Watching this documentary I can't help but kick myself for not being more of a sleuth. Here I was one of the very few advisors to go on the record with Bloomberg and equate the housing market to the tech bubble and yet the possible consequences of such a meltdown escaped me. I faced ridicule amongst some of my colleagues. In one meeting an older financial planner openly mocked me for my position on real estate values and basically called me a fool for selling my townhome....sometimes I'd rather be that fool than be the person who was right. Of course being right and predicting the outcome of being right are two different things, I never in my wildest imagination expected what has happened in the past six months.

I've now read hundreds of articles and about a half dozen books on the current crisis and have filled in a lot of the back story as to how things got to where they were. I'm now convinced that what we are experiencing is unprecedented and the future is still unknowable.

What I do know is that this mess has to be cleaned up and that it can't be cleaned up by allowing the same set of policies that led us into this mess lead us out.

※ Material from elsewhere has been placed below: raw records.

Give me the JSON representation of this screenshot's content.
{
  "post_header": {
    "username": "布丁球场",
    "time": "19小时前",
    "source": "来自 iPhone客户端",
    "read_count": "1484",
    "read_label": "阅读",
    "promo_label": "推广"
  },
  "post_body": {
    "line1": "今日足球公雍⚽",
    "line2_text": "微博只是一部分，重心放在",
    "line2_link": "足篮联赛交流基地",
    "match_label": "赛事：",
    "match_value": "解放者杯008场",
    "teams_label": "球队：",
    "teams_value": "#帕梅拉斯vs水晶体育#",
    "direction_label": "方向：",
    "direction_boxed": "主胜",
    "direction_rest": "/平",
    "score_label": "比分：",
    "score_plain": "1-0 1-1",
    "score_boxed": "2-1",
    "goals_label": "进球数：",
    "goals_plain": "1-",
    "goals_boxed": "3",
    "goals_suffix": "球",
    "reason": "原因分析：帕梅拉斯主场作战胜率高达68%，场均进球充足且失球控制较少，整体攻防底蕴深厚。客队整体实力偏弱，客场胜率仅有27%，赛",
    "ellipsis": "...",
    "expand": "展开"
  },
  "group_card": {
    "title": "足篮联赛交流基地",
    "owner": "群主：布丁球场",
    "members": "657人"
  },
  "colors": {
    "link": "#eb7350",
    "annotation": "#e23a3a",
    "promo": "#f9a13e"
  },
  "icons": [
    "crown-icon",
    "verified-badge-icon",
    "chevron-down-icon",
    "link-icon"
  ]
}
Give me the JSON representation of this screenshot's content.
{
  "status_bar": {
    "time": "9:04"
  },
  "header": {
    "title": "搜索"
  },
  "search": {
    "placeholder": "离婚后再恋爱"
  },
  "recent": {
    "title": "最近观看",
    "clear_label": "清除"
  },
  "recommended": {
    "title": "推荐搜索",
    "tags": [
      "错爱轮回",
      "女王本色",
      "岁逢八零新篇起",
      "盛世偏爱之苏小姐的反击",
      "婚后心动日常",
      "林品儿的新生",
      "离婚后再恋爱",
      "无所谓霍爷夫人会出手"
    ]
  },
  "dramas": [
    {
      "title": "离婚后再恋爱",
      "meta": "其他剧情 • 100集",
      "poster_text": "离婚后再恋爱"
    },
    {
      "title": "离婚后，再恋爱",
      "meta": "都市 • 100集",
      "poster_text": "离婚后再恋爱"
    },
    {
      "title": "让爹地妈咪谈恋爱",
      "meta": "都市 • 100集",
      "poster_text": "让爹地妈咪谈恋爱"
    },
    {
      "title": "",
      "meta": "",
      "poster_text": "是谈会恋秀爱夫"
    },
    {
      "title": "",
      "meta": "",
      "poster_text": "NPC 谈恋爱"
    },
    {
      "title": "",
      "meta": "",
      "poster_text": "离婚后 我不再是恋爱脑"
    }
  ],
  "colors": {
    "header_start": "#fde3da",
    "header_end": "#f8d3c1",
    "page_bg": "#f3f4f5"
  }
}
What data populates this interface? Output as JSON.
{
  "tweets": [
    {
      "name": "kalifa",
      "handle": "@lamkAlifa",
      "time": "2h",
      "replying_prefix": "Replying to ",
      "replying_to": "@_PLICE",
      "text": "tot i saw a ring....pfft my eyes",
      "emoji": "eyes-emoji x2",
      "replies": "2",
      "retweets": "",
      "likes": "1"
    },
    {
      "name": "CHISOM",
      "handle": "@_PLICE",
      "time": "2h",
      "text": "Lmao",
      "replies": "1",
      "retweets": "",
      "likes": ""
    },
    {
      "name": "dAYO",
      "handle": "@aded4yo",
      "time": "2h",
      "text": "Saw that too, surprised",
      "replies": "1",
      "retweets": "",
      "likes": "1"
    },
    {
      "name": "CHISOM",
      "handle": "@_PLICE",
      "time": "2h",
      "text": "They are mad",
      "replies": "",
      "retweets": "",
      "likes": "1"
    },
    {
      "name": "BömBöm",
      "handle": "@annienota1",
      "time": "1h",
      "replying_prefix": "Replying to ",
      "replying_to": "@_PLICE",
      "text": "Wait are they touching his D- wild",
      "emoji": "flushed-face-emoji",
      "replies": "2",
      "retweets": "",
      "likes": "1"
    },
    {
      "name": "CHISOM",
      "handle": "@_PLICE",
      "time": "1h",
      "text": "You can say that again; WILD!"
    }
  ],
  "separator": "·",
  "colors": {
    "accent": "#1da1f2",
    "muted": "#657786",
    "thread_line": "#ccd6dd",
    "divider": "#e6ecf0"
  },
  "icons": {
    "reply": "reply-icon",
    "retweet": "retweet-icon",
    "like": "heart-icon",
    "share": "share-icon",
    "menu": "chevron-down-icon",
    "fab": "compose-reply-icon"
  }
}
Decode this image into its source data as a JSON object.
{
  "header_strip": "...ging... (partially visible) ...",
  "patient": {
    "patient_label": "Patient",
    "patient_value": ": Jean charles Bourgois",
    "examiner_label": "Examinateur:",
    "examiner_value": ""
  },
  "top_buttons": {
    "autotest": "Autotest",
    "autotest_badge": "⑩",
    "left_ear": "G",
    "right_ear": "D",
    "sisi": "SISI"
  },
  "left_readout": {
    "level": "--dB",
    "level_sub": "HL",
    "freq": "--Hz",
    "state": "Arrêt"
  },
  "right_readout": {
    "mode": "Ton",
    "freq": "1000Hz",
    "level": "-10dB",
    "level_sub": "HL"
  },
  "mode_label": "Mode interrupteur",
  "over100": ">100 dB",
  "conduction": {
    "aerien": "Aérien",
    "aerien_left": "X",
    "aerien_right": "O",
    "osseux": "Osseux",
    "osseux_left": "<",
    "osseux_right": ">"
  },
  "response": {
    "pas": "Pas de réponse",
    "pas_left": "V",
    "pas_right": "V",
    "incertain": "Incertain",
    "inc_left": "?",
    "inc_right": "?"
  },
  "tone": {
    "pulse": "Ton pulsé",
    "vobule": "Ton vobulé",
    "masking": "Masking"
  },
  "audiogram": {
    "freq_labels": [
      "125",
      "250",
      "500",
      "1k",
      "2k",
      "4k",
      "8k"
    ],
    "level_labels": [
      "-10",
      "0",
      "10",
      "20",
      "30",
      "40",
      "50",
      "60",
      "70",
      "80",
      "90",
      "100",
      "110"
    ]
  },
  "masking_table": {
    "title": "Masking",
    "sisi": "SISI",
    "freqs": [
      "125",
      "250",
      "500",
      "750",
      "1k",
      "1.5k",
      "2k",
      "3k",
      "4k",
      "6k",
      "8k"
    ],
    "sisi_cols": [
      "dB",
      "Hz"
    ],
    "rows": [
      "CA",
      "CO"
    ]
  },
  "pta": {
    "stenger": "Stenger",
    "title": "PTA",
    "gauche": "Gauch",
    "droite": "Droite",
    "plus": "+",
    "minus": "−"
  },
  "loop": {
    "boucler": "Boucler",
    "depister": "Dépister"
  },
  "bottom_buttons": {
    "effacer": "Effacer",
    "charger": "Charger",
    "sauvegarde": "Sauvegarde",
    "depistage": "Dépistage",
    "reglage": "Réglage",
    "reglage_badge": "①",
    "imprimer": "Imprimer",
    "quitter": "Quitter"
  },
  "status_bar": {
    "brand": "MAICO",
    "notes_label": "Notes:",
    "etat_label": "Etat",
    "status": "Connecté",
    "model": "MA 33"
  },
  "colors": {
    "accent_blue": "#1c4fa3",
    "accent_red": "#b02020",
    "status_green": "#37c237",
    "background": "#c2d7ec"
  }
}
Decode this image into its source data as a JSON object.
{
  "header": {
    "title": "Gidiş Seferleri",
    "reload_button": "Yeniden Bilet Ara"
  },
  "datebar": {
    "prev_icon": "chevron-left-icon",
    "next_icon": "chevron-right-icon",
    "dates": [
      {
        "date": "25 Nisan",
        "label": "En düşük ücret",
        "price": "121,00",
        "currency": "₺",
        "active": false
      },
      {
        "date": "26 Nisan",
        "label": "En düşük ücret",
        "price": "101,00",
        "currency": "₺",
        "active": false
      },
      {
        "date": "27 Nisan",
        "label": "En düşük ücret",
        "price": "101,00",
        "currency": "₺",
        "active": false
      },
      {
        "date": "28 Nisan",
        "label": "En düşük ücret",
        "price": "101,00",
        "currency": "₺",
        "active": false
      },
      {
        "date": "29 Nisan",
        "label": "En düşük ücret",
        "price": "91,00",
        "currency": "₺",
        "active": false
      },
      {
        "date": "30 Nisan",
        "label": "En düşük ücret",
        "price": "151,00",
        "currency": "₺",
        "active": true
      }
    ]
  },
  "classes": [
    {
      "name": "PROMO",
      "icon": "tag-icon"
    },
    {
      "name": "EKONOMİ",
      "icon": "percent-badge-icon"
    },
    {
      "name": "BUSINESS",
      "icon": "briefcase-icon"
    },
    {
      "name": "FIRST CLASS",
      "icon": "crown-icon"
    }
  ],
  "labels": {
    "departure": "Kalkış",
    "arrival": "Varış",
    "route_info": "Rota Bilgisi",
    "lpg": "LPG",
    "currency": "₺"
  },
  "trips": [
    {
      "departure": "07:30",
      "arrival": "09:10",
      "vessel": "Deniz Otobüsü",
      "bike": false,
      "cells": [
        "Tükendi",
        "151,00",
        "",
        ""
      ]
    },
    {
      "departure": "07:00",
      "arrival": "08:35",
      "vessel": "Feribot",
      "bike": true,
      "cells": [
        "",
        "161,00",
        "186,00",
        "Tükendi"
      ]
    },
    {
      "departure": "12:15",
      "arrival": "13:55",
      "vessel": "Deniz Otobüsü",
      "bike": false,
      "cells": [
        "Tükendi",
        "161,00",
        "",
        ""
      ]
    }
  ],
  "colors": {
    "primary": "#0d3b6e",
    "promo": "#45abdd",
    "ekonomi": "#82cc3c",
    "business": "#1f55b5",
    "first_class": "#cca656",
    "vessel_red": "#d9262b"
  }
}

It is going to be tough and heartbreaking, but good people are going to have to be foreclosed on. The market needs to purge itself and prices need to find an equilibrium, this means that homeowners who can't afford their home even under a massive principle reduction program must be foreclosed on. I've outlined a basic framework in previous posts as to how this can be done. Its actually a terrible framework as it relies on government money and is full of moral hazard.....but its most basic element is to begin the purge, find a bottom and then move on. It will take years to work out, quite possibly a decade.

The good news is that if the right plan is implemented I believe that the stock market won't wait until housing recovers to go up, it will rally based on the fact that it sees direction, clarity and a way out. Until the market sees such direction, I believe it won't be able to have a sustained rally. This doesn't mean you should sell.

America's brand has been tarnished, but it hasn't been destroyed. The American people are unlike any other this earth has ever seen and the march of progress will continue, even if slower than we originally thought.

As for talk about a Depression or a Great Depression......I can't discount these feelings, what I can say is that the poorest among us (in America) live better than many of the rich people during the Great Depression. Did you know that penicillin was not widely available during the Great Depression? We have a standard of living that could fall dramatically and still never compare to what the average person went through during the Depression. The Great Depression wasn't America's first Depression, it was something like its was just much worse than the others. At this point in time during the Great Depression unemployement was in the 20% range, we are at 7.6%.

The bottomline after all this rambling is that House of Cards was a pretty interesting story to watch and I think you'll find it entertaining, angering and educational.

I also want to say one thing about Alan Greenspan - for the next several decades, perhaps centuries we will debate whether he caused this mess with his prolonged period of low interest rates - however just because you have low interest rates it doesn't mean that you have carte blanche to eliminate all lending standards....that was done by the Investment Banks, not Greenspan.

Scott Dauenhauer CFP, MSFP, AFI